sell short

Also found in: Thesaurus, Medical, Legal, Financial, Acronyms, Idioms, Wikipedia.
Related to sell short: Buy to Cover


v. sold (sōld), sell·ing, sells
1. To exchange or deliver for money or its equivalent: We sold our old car for a modest sum.
2. To offer or have available for sale: The store sells health foods.
3. To give up or surrender in exchange for a price or reward: sell one's soul to the devil.
4. To be purchased in (a certain quantity); achieve sales of: a book that sold a million copies.
a. To bring about or encourage sales of; promote: Good publicity sold the product.
b. To cause to be accepted; advocate successfully: We sold the proposal to the school committee.
6. To persuade (another) to recognize the worth or desirability of something: They sold me on the idea.
1. To exchange ownership for money or its equivalent; engage in selling: Are any of the fruit vendors still selling?
2. To be sold or be on sale: Grapes are selling high this season.
3. To attract prospective buyers; be popular on the market: an item that doesn't sell.
4. To be approved of; gain acceptance: an idea that just wouldn't sell.
1. An act or instance of selling: ordered a sell of his shares in the company.
2. Something that sells or gains acceptance in a particular way: Their program to raise taxes will be a difficult sell.
3. Slang A deception; a hoax.
Phrasal Verbs:
sell off
To get rid of by selling, often at reduced prices.
sell out
1. To sell all of a supply of something: We have sold out of that model.
2. To cause (someone) to have sold an entire supply of something: The bakery is sold out of those pastries.
3. To be entirely sold: Her new novel has sold out.
4. Slang To betray one's principles or colleagues: He sold out to the other side.
sell through
To be purchased as a retail item by a customer: The clothes are in the store, but they aren't selling through.
sell a bill of goods Informal
To take unfair advantage of.
sell down the river Informal
To betray the trust or faith of.
sell short
1. To contract for the sale of securities or commodities one expects to own at a later date and at more advantageous terms.
2. To underestimate the true value or worth of: Don't sell your colleague short; she's a smart lawyer.

[Middle English sellen, from Old English sellan, to give, sell.]
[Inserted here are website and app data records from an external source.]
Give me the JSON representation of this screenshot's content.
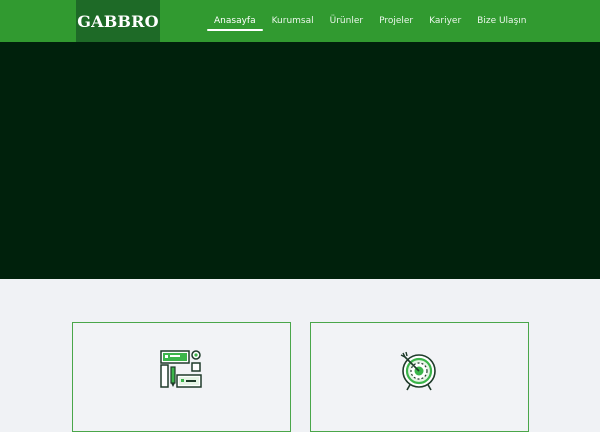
{
  "brand": {
    "logo_text": "GABBRO"
  },
  "nav": {
    "items": [
      {
        "label": "Anasayfa",
        "active": true
      },
      {
        "label": "Kurumsal",
        "active": false
      },
      {
        "label": "Ürünler",
        "active": false
      },
      {
        "label": "Projeler",
        "active": false
      },
      {
        "label": "Kariyer",
        "active": false
      },
      {
        "label": "Bize Ulaşın",
        "active": false
      }
    ]
  },
  "colors": {
    "header_green": "#319a30",
    "logo_green": "#1e6a27",
    "hero_dark": "#00210c",
    "card_border": "#4aa64a",
    "page_bg": "#f0f2f5"
  },
  "cards": [
    {
      "icon": "design-tools-icon"
    },
    {
      "icon": "target-icon"
    }
  ]
}
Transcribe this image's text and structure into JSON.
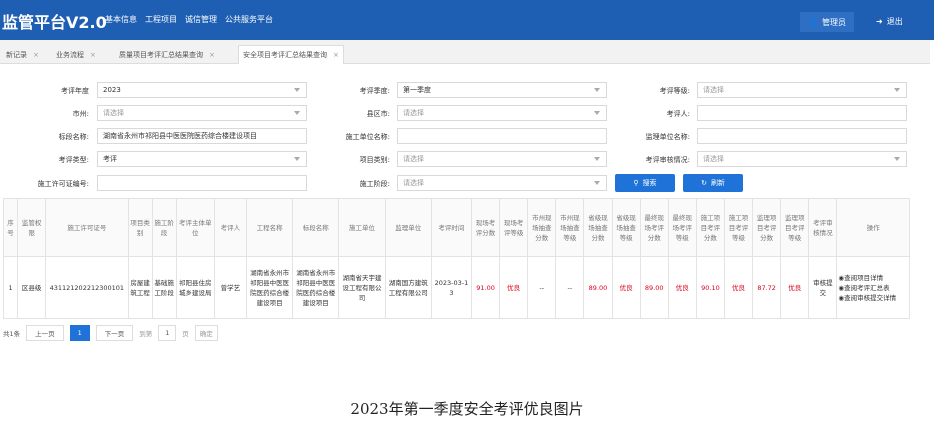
{
  "app": {
    "title": "监管平台V2.0",
    "nav": [
      "基本信息",
      "工程项目",
      "诚信管理",
      "公共服务平台"
    ],
    "admin_label": "管理员",
    "logout_label": "退出"
  },
  "tabs": [
    {
      "label": "新记录"
    },
    {
      "label": "业务流程"
    },
    {
      "label": "质量项目考评汇总结果查询"
    },
    {
      "label": "安全项目考评汇总结果查询",
      "active": true
    }
  ],
  "filters": {
    "eval_year_label": "考评年度",
    "eval_year_value": "2023",
    "eval_season_label": "考评季度:",
    "eval_season_value": "第一季度",
    "eval_grade_label": "考评等级:",
    "eval_grade_placeholder": "请选择",
    "city_label": "市州:",
    "city_placeholder": "请选择",
    "county_label": "县区市:",
    "county_placeholder": "请选择",
    "evaluator_label": "考评人:",
    "section_label": "标段名称:",
    "section_value": "湖南省永州市祁阳县中医医院医药综合楼建设项目",
    "construction_unit_label": "施工单位名称:",
    "supervision_unit_label": "监理单位名称:",
    "eval_type_label": "考评类型:",
    "eval_type_value": "考评",
    "project_category_label": "项目类别:",
    "project_category_placeholder": "请选择",
    "review_status_label": "考评审核情况:",
    "review_status_placeholder": "请选择",
    "permit_label": "施工许可证编号:",
    "stage_label": "施工阶段:",
    "stage_placeholder": "请选择",
    "search_label": "搜索",
    "refresh_label": "刷新"
  },
  "table": {
    "headers": [
      "序号",
      "监管权限",
      "施工许可证号",
      "项目类别",
      "施工阶段",
      "考评主体单位",
      "考评人",
      "工程名称",
      "标段名称",
      "施工单位",
      "监理单位",
      "考评时间",
      "现场考评分数",
      "现场考评等级",
      "市州现场抽查分数",
      "市州现场抽查等级",
      "省级现场抽查分数",
      "省级现场抽查等级",
      "最终现场考评分数",
      "最终现场考评等级",
      "施工项目考评分数",
      "施工项目考评等级",
      "监理项目考评分数",
      "监理项目考评等级",
      "考评审核情况",
      "操作"
    ],
    "rows": [
      {
        "cells": [
          "1",
          "区县级",
          "431121202212300101",
          "房屋建筑工程",
          "基础施工阶段",
          "祁阳县住房城乡建设局",
          "曾学艺",
          "湖南省永州市祁阳县中医医院医药综合楼建设项目",
          "湖南省永州市祁阳县中医医院医药综合楼建设项目",
          "湖南省天宇建设工程有限公司",
          "湖南国方建筑工程有限公司",
          "2023-03-13",
          "91.00",
          "优良",
          "--",
          "--",
          "89.00",
          "优良",
          "89.00",
          "优良",
          "90.10",
          "优良",
          "87.72",
          "优良",
          "审核提交"
        ],
        "ops": [
          "查阅项目详情",
          "查阅考评汇总表",
          "查阅审核提交详情"
        ]
      }
    ]
  },
  "pager": {
    "total": "共1条",
    "prev": "上一页",
    "current": "1",
    "next": "下一页",
    "goto": "到第",
    "page_value": "1",
    "page_unit": "页",
    "confirm": "确定"
  },
  "caption": "2023年第一季度安全考评优良图片"
}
sell′a·ble adj.
American Heritage® Dictionary of the English Language, Fifth Edition. Copyright © 2016 by Houghton Mifflin Harcourt Publishing Company. Published by Houghton Mifflin Harcourt Publishing Company. All rights reserved.
ThesaurusAntonymsRelated WordsSynonymsLegend:
Verb1.sell short - sell securities or commodities or foreign currency that is not actually owned by the seller, who hopes to cover (buy back) the sold items at a lower price and thus to earn a profit
commerce, commercialism, mercantilism - transactions (sales and purchases) having the objective of supplying commodities (goods and services)
sell - exchange or deliver for money or its equivalent; "He sold his house in January"; "She sells her body to survive and support her drug habit"
2.sell short - underestimate the real value or ability of; "Don't sell your students short--they are just shy and don't show off their knowledge"
underrate, underestimate - make too low an estimate of; "he underestimated the work that went into the renovation"; "Don't underestimate the danger of such a raft trip on this river"
Based on WordNet 3.0, Farlex clipart collection. © 2003-2012 Princeton University, Farlex Inc.
References in periodicals archive ?
I have no sympathy for these gamblers who want to sell short. While it has a purpose in some cases, such as a farmer trying to lock in a price on his future production, it is an unnatural way to do business, and anyone who gets caught deserves no respite.
But traders can also conspire to sell short with the intent of forcing a stock price down artificially.
The move has angered drinkers and York MP Hugh Bayley said: "When you order and pay for a pint, you should be served a pint." CAMRA, the Campaign for Real Ale, claimed it was the first time a brewery or pub group had admitted encouraging landlords to sell short measures.